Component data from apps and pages
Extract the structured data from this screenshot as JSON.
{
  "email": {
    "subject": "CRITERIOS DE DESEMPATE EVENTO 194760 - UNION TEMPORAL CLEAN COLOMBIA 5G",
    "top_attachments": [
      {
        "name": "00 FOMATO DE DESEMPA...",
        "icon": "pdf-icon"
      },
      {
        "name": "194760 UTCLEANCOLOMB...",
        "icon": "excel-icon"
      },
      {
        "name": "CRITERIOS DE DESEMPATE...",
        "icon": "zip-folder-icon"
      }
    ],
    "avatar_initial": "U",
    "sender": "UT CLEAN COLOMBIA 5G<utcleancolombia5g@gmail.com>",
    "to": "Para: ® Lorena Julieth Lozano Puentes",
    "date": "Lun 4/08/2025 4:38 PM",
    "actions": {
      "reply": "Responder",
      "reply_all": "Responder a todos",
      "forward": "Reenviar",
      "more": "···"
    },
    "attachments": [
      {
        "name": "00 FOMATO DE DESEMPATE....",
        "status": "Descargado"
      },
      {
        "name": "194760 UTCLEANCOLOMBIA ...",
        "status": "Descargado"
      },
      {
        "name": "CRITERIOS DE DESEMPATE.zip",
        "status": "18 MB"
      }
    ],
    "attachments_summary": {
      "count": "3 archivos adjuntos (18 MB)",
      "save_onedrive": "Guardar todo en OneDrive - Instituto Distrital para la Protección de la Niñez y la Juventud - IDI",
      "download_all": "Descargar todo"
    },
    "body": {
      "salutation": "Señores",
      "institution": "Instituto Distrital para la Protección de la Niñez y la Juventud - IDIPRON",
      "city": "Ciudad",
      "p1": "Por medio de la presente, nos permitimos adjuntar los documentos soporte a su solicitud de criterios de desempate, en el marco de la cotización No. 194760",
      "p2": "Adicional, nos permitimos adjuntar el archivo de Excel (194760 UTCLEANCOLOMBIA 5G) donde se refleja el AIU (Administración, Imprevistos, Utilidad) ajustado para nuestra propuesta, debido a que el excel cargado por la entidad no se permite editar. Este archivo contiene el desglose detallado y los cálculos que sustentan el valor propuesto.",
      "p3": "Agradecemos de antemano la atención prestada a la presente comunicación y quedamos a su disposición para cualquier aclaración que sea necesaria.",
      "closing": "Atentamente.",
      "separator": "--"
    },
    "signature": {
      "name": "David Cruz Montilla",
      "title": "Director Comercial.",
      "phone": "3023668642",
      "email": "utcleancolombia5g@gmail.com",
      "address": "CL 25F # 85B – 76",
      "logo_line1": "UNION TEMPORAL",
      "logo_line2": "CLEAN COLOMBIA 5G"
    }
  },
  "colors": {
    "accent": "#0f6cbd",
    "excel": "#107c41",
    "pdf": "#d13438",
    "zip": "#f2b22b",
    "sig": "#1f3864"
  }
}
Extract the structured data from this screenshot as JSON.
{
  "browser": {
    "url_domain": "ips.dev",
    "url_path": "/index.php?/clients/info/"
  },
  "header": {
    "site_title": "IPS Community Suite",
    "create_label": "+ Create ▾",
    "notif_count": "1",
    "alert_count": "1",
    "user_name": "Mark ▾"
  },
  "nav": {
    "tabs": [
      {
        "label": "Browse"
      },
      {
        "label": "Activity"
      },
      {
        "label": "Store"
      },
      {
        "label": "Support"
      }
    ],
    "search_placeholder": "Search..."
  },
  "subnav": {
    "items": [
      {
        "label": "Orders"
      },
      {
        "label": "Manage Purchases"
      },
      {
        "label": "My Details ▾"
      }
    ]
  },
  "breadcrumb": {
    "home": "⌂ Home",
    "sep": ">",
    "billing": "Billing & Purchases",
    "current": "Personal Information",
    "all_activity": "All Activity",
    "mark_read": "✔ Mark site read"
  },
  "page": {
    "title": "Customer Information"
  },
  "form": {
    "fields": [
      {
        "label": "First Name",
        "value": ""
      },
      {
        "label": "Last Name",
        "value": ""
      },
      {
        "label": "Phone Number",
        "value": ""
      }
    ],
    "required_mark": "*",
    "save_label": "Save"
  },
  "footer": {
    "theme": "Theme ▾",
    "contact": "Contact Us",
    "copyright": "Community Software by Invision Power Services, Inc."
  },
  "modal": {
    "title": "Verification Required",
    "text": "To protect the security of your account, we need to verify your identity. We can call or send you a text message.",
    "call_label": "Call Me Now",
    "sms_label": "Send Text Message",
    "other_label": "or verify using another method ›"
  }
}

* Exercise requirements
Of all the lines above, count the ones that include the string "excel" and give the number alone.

* Response to the exercise
3